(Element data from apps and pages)
☆ ☆ ☆ ☆ ☆

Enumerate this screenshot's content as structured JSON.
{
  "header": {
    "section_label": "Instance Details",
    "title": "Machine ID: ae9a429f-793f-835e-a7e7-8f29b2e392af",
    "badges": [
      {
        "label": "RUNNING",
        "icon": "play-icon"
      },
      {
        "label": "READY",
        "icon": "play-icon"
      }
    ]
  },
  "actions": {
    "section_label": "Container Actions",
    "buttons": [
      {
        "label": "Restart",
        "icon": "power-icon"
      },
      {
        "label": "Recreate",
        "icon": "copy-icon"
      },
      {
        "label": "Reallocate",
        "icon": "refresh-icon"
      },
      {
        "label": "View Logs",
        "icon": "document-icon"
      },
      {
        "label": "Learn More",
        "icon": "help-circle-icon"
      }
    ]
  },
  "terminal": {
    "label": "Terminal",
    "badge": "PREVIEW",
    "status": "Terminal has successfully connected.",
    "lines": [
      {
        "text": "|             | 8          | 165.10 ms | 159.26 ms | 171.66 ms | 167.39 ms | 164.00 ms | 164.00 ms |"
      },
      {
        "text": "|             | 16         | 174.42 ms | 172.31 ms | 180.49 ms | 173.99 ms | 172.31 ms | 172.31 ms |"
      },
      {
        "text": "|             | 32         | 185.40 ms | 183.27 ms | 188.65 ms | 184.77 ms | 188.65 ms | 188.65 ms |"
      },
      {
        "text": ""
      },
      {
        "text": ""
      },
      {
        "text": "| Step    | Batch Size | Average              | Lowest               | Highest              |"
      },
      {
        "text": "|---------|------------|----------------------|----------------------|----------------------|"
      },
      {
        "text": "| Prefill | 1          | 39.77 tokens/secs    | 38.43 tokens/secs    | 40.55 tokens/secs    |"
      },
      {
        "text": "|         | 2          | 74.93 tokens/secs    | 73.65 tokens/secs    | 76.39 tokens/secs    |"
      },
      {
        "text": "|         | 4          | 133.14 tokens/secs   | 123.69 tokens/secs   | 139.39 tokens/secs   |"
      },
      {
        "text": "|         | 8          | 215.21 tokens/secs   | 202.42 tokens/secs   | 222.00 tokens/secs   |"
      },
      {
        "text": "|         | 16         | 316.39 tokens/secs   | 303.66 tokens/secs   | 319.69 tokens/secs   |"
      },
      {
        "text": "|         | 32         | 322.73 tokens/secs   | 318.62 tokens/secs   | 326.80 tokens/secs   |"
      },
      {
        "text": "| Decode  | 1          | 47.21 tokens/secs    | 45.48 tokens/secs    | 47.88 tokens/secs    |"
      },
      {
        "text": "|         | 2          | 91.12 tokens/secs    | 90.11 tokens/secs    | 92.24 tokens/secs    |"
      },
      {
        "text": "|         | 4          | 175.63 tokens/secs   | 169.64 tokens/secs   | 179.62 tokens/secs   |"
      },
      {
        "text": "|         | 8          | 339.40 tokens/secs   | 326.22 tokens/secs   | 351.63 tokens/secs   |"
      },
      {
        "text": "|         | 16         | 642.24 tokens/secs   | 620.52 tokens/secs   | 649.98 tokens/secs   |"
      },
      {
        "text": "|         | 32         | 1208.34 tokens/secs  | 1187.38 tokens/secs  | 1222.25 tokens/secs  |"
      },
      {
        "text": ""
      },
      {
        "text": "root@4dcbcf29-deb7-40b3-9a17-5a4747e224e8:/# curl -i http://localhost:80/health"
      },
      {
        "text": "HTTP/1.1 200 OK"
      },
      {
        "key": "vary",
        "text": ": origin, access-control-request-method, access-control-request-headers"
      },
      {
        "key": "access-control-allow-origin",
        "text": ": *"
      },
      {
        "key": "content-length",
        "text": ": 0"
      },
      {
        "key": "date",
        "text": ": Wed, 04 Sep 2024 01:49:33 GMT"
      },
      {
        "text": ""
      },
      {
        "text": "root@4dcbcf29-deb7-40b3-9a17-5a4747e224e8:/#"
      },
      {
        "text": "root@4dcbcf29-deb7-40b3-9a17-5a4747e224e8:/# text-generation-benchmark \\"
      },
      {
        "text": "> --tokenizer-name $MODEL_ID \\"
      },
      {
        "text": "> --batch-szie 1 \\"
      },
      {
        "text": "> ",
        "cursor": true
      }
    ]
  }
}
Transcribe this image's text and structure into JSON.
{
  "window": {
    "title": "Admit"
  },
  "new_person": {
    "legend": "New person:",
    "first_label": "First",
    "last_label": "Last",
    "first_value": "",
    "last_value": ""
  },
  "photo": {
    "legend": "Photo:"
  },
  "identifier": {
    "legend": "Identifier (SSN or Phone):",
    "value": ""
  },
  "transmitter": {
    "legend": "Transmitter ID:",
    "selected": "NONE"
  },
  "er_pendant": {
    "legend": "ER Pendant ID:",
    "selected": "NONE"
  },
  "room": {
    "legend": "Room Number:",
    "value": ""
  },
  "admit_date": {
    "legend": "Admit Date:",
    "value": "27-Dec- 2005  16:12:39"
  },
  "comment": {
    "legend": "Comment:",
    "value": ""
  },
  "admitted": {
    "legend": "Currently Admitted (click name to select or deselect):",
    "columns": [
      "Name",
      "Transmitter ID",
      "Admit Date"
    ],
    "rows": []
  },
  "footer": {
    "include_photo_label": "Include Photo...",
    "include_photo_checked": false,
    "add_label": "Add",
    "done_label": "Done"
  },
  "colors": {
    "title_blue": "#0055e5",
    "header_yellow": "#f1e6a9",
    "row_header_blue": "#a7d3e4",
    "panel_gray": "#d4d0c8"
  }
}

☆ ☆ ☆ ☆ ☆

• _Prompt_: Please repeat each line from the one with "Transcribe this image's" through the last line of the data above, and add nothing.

• _Problem solution_:
Transcribe this image's text and structure into JSON.
{
  "window": {
    "title": "Admit"
  },
  "new_person": {
    "legend": "New person:",
    "first_label": "First",
    "last_label": "Last",
    "first_value": "",
    "last_value": ""
  },
  "photo": {
    "legend": "Photo:"
  },
  "identifier": {
    "legend": "Identifier (SSN or Phone):",
    "value": ""
  },
  "transmitter": {
    "legend": "Transmitter ID:",
    "selected": "NONE"
  },
  "er_pendant": {
    "legend": "ER Pendant ID:",
    "selected": "NONE"
  },
  "room": {
    "legend": "Room Number:",
    "value": ""
  },
  "admit_date": {
    "legend": "Admit Date:",
    "value": "27-Dec- 2005  16:12:39"
  },
  "comment": {
    "legend": "Comment:",
    "value": ""
  },
  "admitted": {
    "legend": "Currently Admitted (click name to select or deselect):",
    "columns": [
      "Name",
      "Transmitter ID",
      "Admit Date"
    ],
    "rows": []
  },
  "footer": {
    "include_photo_label": "Include Photo...",
    "include_photo_checked": false,
    "add_label": "Add",
    "done_label": "Done"
  },
  "colors": {
    "title_blue": "#0055e5",
    "header_yellow": "#f1e6a9",
    "row_header_blue": "#a7d3e4",
    "panel_gray": "#d4d0c8"
  }
}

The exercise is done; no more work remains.